## RECORDS SHOWN
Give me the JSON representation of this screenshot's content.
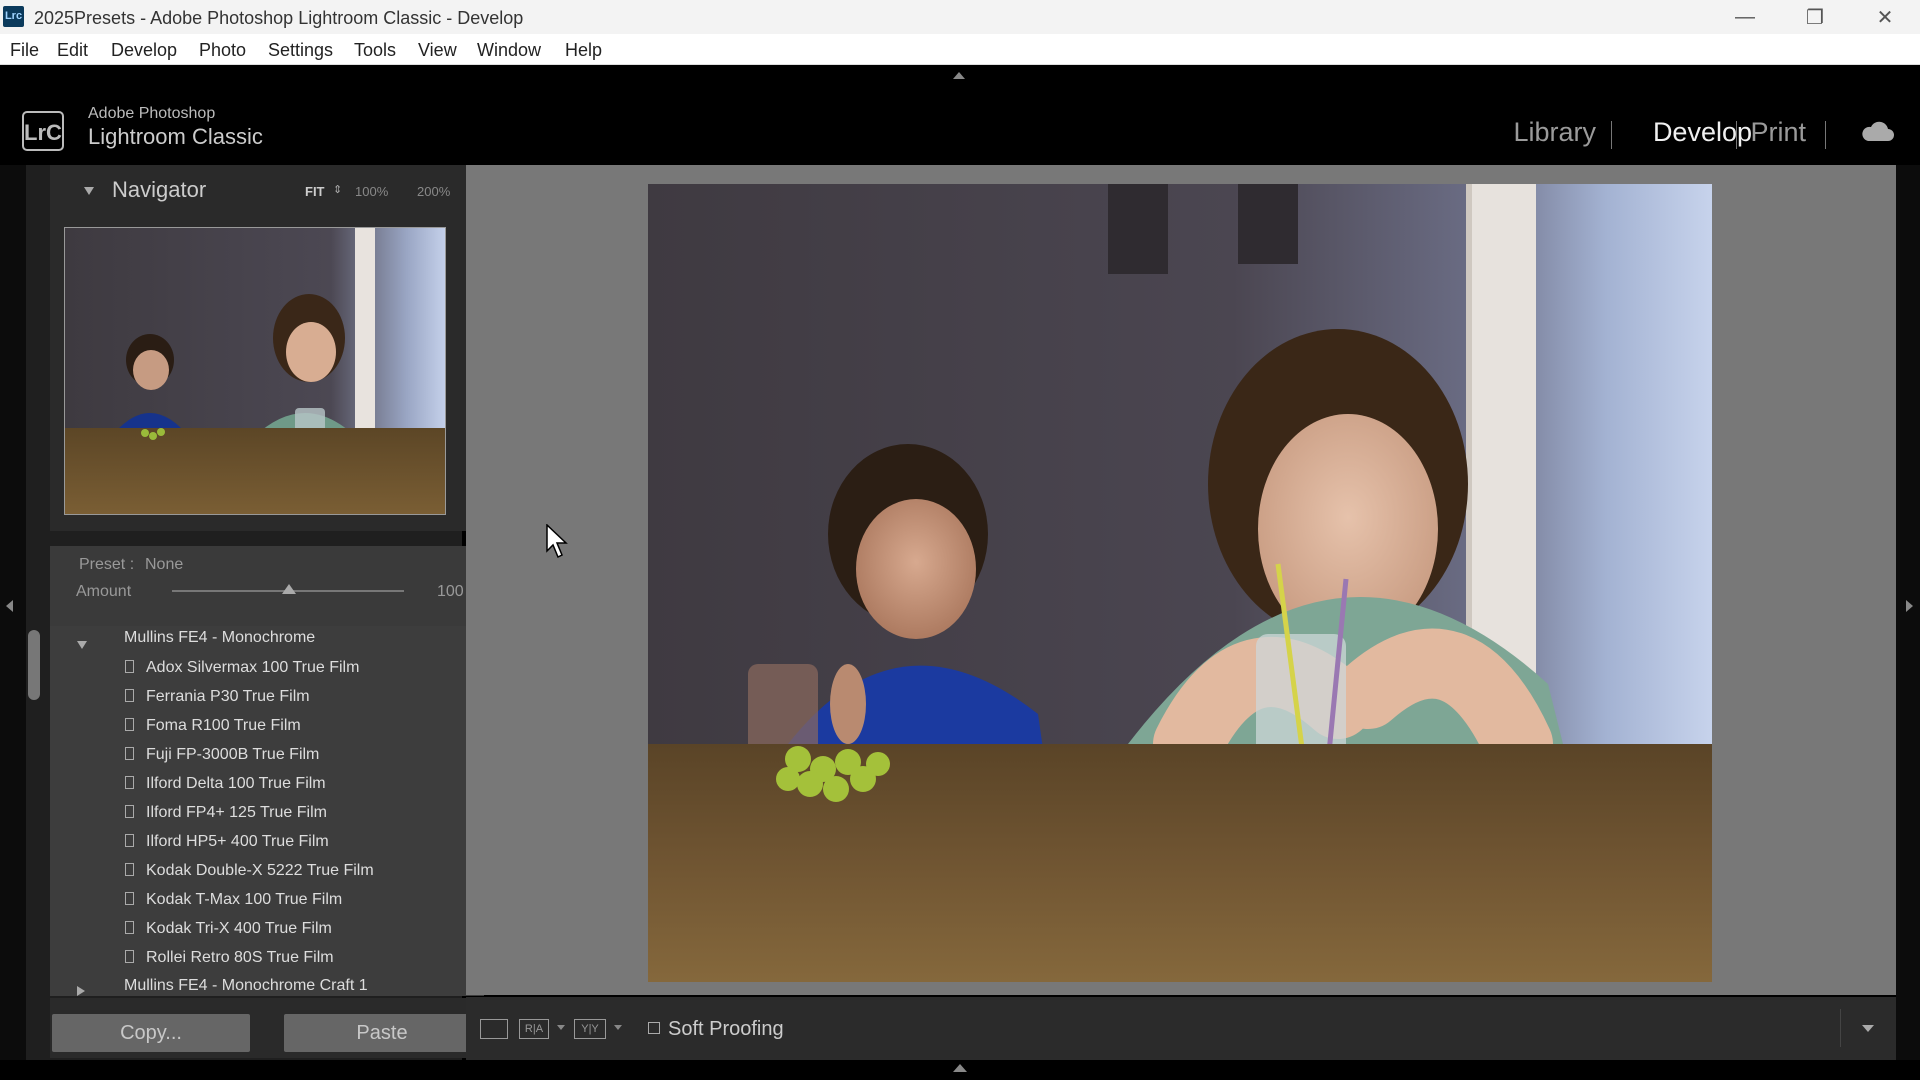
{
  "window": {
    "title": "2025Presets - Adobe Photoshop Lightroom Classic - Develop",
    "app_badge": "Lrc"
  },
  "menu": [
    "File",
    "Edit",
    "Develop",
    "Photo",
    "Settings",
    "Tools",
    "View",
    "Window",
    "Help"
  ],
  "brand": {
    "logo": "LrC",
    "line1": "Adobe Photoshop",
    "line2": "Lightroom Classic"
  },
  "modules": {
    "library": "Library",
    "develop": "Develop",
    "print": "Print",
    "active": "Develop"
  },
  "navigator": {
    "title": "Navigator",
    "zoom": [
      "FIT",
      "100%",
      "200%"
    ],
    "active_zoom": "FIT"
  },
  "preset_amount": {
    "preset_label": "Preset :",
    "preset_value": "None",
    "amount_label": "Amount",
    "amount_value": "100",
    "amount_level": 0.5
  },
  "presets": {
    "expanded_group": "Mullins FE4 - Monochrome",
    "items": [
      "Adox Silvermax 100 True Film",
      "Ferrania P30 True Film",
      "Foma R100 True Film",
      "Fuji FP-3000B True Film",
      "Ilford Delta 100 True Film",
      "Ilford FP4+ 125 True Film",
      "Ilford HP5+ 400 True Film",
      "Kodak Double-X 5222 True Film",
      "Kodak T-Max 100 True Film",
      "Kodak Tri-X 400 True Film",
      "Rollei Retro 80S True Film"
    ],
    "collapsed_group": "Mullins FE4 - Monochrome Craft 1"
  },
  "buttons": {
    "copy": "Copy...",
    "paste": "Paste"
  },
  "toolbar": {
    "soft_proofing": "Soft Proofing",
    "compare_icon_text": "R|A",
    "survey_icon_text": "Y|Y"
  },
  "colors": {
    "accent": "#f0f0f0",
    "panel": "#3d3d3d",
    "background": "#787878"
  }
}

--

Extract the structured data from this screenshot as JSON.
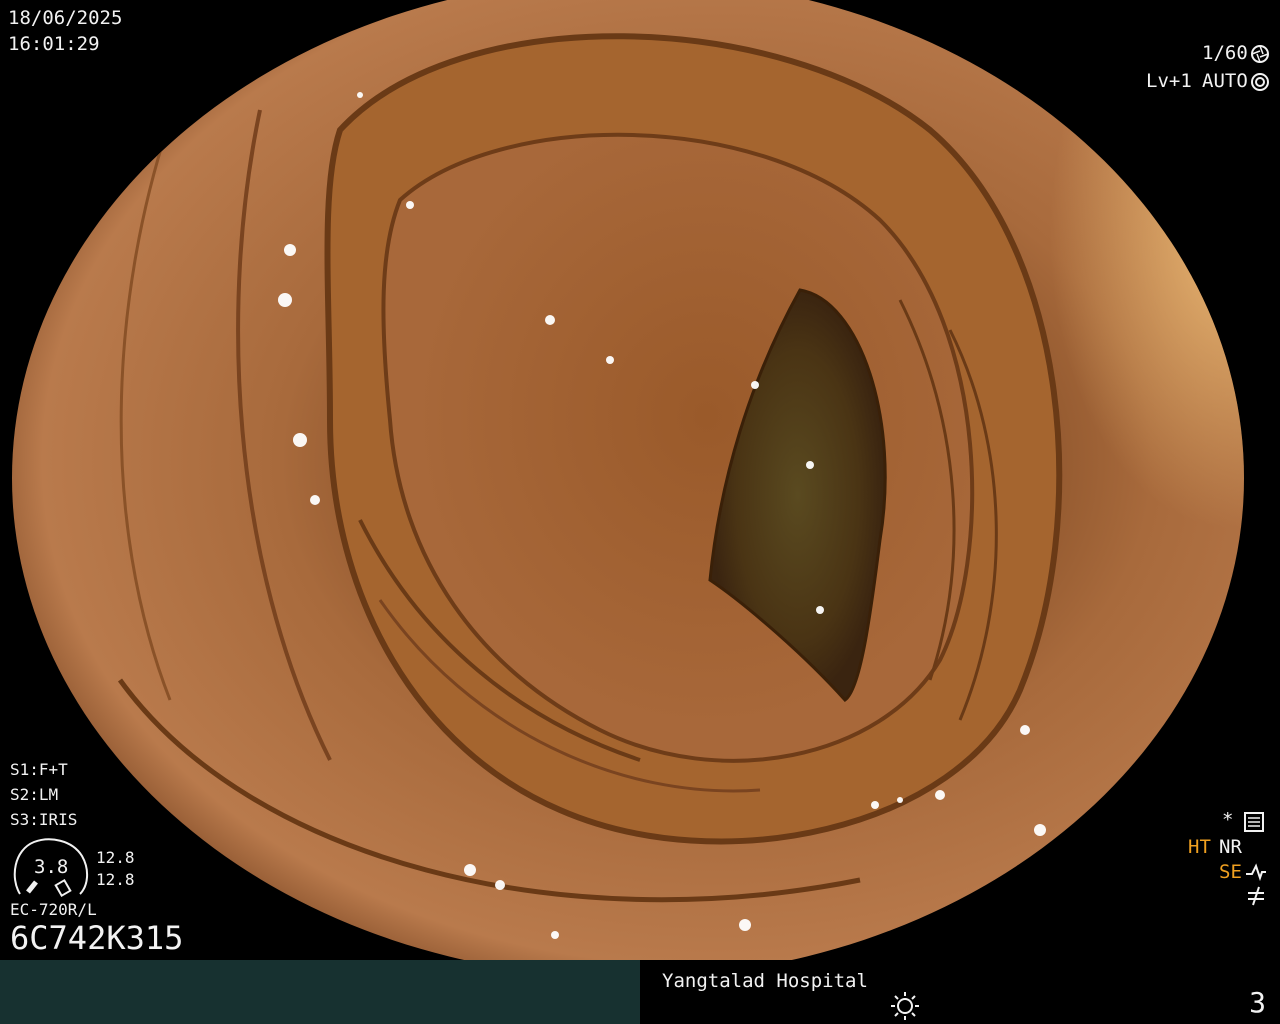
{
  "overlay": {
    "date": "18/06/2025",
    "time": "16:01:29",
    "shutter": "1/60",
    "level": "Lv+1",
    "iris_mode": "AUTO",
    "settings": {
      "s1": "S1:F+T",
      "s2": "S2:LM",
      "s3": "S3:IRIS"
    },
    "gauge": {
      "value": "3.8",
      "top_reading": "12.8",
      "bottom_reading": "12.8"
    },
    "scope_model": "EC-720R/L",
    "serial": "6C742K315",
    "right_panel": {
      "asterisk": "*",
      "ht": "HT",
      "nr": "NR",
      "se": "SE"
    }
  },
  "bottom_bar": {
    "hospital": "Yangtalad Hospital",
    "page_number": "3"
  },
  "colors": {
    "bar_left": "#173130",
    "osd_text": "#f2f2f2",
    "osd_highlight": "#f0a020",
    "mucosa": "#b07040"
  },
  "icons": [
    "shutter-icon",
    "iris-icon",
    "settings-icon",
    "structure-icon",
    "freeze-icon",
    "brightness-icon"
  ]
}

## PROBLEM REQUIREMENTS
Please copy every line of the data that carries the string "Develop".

## RESPONSE FOR THIS EXERCISE
    "title": "2025Presets - Adobe Photoshop Lightroom Classic - Develop",
    "Develop",
    "develop": "Develop",
    "active": "Develop"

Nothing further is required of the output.